WHAT YOU WILL DO
What follows is a block of records; reproduce all of it verbatim.

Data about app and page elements
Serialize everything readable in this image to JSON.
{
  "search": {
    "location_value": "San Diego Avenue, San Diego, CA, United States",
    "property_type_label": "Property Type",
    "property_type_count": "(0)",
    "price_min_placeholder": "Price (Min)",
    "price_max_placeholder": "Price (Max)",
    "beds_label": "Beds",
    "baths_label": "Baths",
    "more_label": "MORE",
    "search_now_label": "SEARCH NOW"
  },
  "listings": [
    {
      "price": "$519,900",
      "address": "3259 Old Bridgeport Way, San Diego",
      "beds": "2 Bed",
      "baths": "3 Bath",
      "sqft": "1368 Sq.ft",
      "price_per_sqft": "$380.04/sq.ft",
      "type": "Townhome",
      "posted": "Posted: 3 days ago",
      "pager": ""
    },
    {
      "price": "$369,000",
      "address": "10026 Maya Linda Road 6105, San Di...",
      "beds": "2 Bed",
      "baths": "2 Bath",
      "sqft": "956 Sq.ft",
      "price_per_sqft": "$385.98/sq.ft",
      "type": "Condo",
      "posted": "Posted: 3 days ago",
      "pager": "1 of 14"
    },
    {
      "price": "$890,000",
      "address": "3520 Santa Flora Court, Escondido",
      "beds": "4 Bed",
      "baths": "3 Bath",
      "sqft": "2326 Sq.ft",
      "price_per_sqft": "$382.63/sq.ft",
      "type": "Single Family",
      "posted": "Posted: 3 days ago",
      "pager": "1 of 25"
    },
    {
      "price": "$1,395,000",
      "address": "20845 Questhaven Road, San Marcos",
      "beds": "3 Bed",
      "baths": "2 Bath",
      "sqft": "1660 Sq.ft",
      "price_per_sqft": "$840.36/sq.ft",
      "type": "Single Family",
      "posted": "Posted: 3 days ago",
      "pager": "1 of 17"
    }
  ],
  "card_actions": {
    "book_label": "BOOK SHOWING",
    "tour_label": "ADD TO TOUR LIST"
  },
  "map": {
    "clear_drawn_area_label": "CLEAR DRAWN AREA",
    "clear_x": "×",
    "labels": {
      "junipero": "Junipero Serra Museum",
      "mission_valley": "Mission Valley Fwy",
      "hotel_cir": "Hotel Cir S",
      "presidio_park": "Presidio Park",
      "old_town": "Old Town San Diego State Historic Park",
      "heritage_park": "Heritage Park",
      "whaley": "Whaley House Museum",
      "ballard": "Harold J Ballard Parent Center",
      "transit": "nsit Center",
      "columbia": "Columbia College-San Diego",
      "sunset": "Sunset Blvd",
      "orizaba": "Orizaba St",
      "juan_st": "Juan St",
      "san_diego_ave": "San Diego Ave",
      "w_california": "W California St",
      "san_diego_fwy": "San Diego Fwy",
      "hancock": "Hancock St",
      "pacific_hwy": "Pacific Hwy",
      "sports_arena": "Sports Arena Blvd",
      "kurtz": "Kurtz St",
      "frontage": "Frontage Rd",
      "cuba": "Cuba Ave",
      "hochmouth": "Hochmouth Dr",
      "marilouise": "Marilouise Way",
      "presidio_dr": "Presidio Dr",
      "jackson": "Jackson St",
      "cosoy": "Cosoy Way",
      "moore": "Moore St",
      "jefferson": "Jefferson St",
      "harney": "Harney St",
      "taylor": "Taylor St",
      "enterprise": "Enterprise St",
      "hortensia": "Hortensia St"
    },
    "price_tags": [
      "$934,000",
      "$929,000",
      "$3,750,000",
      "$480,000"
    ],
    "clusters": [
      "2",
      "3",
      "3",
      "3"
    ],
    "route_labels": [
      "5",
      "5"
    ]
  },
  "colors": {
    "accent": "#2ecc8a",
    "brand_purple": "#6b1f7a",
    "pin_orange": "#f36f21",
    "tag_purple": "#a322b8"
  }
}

ANSWER FOR THIS EXERCISE
Serialize everything readable in this image to JSON.
{
  "search": {
    "location_value": "San Diego Avenue, San Diego, CA, United States",
    "property_type_label": "Property Type",
    "property_type_count": "(0)",
    "price_min_placeholder": "Price (Min)",
    "price_max_placeholder": "Price (Max)",
    "beds_label": "Beds",
    "baths_label": "Baths",
    "more_label": "MORE",
    "search_now_label": "SEARCH NOW"
  },
  "listings": [
    {
      "price": "$519,900",
      "address": "3259 Old Bridgeport Way, San Diego",
      "beds": "2 Bed",
      "baths": "3 Bath",
      "sqft": "1368 Sq.ft",
      "price_per_sqft": "$380.04/sq.ft",
      "type": "Townhome",
      "posted": "Posted: 3 days ago",
      "pager": ""
    },
    {
      "price": "$369,000",
      "address": "10026 Maya Linda Road 6105, San Di...",
      "beds": "2 Bed",
      "baths": "2 Bath",
      "sqft": "956 Sq.ft",
      "price_per_sqft": "$385.98/sq.ft",
      "type": "Condo",
      "posted": "Posted: 3 days ago",
      "pager": "1 of 14"
    },
    {
      "price": "$890,000",
      "address": "3520 Santa Flora Court, Escondido",
      "beds": "4 Bed",
      "baths": "3 Bath",
      "sqft": "2326 Sq.ft",
      "price_per_sqft": "$382.63/sq.ft",
      "type": "Single Family",
      "posted": "Posted: 3 days ago",
      "pager": "1 of 25"
    },
    {
      "price": "$1,395,000",
      "address": "20845 Questhaven Road, San Marcos",
      "beds": "3 Bed",
      "baths": "2 Bath",
      "sqft": "1660 Sq.ft",
      "price_per_sqft": "$840.36/sq.ft",
      "type": "Single Family",
      "posted": "Posted: 3 days ago",
      "pager": "1 of 17"
    }
  ],
  "card_actions": {
    "book_label": "BOOK SHOWING",
    "tour_label": "ADD TO TOUR LIST"
  },
  "map": {
    "clear_drawn_area_label": "CLEAR DRAWN AREA",
    "clear_x": "×",
    "labels": {
      "junipero": "Junipero Serra Museum",
      "mission_valley": "Mission Valley Fwy",
      "hotel_cir": "Hotel Cir S",
      "presidio_park": "Presidio Park",
      "old_town": "Old Town San Diego State Historic Park",
      "heritage_park": "Heritage Park",
      "whaley": "Whaley House Museum",
      "ballard": "Harold J Ballard Parent Center",
      "transit": "nsit Center",
      "columbia": "Columbia College-San Diego",
      "sunset": "Sunset Blvd",
      "orizaba": "Orizaba St",
      "juan_st": "Juan St",
      "san_diego_ave": "San Diego Ave",
      "w_california": "W California St",
      "san_diego_fwy": "San Diego Fwy",
      "hancock": "Hancock St",
      "pacific_hwy": "Pacific Hwy",
      "sports_arena": "Sports Arena Blvd",
      "kurtz": "Kurtz St",
      "frontage": "Frontage Rd",
      "cuba": "Cuba Ave",
      "hochmouth": "Hochmouth Dr",
      "marilouise": "Marilouise Way",
      "presidio_dr": "Presidio Dr",
      "jackson": "Jackson St",
      "cosoy": "Cosoy Way",
      "moore": "Moore St",
      "jefferson": "Jefferson St",
      "harney": "Harney St",
      "taylor": "Taylor St",
      "enterprise": "Enterprise St",
      "hortensia": "Hortensia St"
    },
    "price_tags": [
      "$934,000",
      "$929,000",
      "$3,750,000",
      "$480,000"
    ],
    "clusters": [
      "2",
      "3",
      "3",
      "3"
    ],
    "route_labels": [
      "5",
      "5"
    ]
  },
  "colors": {
    "accent": "#2ecc8a",
    "brand_purple": "#6b1f7a",
    "pin_orange": "#f36f21",
    "tag_purple": "#a322b8"
  }
}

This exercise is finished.